Food for Thought. . .
"Put your heart, mind, and soul into even your smallest acts. This is the secret of success."
- Swami Sivananda
Each day, Americans toss out enough food to fill the Rose Bowl stadium! As much as 40% of edible food in the United States goes uneaten. That's a drain on your wallet - $28-$43 a month. All that uneaten, but perfectly good food doesn't just lay waste to your budget; it rots in landfills and pollutes the planet.
While your virtual self is looking for spare change in that mountain of food trash, we've got good news: With a little mindfulness, there are easy ways to reduce your footprint and put money back in your pocket!
Net-Zero Your Fridge. Before you restock, make sure it's emptied of all edible food. If you really must stick to a shopping schedule, try freezing, canning or preserving foods.
Befriend Your Freezer. Most frozen foods remain safe indefinitely. Freeze leftovers if you won't have the chance to eat them before they go bad.
FIFO Your Meals. Plan and cook meals using the "First In, First Out" rule. Place the most recently bought items toward the back so older items, in the front, are used first.
Use Leftovers. Look for recipes that will help you get creative with using leftovers.
Shop Smarter. Plan your shopping and avoid impulse buys. If you have no idea how much food your family wastes in a month, do what restaurants do to manage profit and loss: keep a log of what you buy and what you throw away.
Get Savvy about Expiration Dates. "Sell-by" and "use-by" dates are manufacturer suggestions for peak quality. The dates are not federally regulated to indicate safety, except on certain baby foods. Not sure if you should keep a food or toss it? Search online for a shelf life guide.

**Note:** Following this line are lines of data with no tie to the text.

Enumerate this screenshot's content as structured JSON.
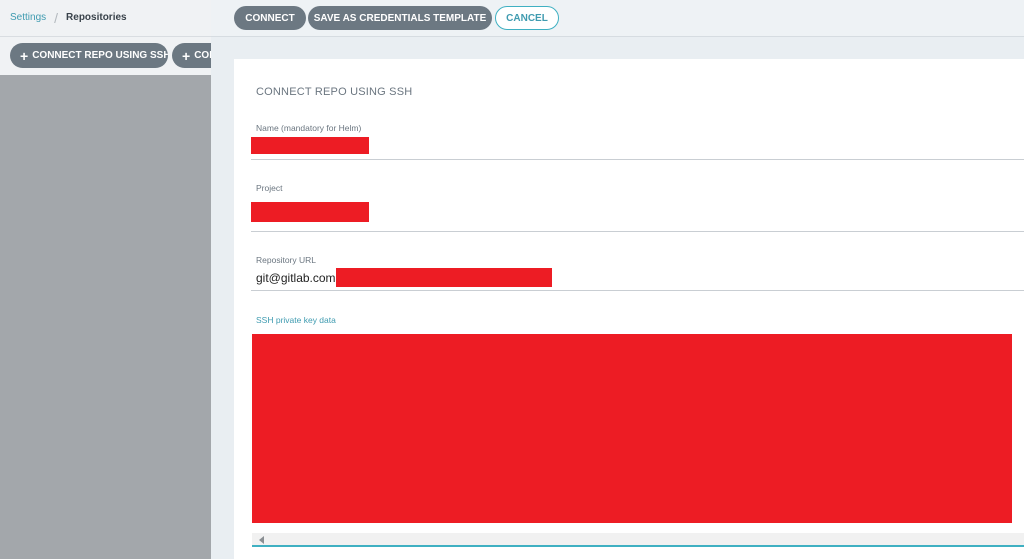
{
  "breadcrumb": {
    "parent": "Settings",
    "separator": "/",
    "current": "Repositories"
  },
  "left_toolbar": {
    "connect_ssh_label": "CONNECT REPO USING SSH",
    "connect_other_label": "CON"
  },
  "panel_toolbar": {
    "connect_label": "CONNECT",
    "save_template_label": "SAVE AS CREDENTIALS TEMPLATE",
    "cancel_label": "CANCEL"
  },
  "form": {
    "title": "CONNECT REPO USING SSH",
    "name_label": "Name (mandatory for Helm)",
    "project_label": "Project",
    "repo_url_label": "Repository URL",
    "repo_url_value": "git@gitlab.com:",
    "ssh_key_label": "SSH private key data"
  },
  "colors": {
    "accent": "#3f9bb0",
    "button": "#6c7882",
    "redaction": "#ed1c24",
    "overlay": "#a3a7ab"
  }
}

Bought Too Much? Donate or Compost. Non-perishable and unspoiled food can be donated to a food bank, soup kitchen, church, or a neighbor in need. Perishable food you can't donate can be composted to recycle their nutrients and nourish the planet.
Recipe of the Month
· 2 tablespoons extra-virgin olive oil or coconut oil
· 2 leeks, white and pale green parts only, thoroughly washed and chopped
· 1 medium head cauliflower, broken into florets and thinly sliced
· 5 cups organic low-sodium vegetable or chicken broth or bone broth
· 1¼ teaspoons kosher salt
· ½ teaspoon freshly ground black pepper
· 1 tablespoon minced parsley
· Pinch of ground red pepper
· 1 tablespoon snipped chives
1. Heat the extra-virgin olive oil in a large saucepan over medium heat. Add the leeks and cook, stirring, for about 5 minutes, until soft. Add the cauliflower, broth, salt and black pepper and bring to a boil. Reduce the heat, then cover and simmer for 20 to 25 minutes, until the vegetables are soft.
2. Let the soup cool slightly. Puree the soup, in batches, in a blender until smooth. Return the soup to the pan and add the parsley and ground red pepper. Heat the soup through and garnish with chives before serving.
Quartered or chopped artichoke hearts, zucchini or other squash, diced/shredded onion, spinach, kale or any other greens that you like can be added.
The information offered by this newsletter is presented for educational purposes. Nothing contained within should be construed as nor is intended to be used for medical diagnosis or treatment. This information should not be used in place of the advice of your physician or other qualified health care provider. Always consult with your physician or other qualified health care provider before embarking on a new treatment, diet or fitness program. You should never disregard medical advice or delay in seeking it because of any information contained within this newsletter.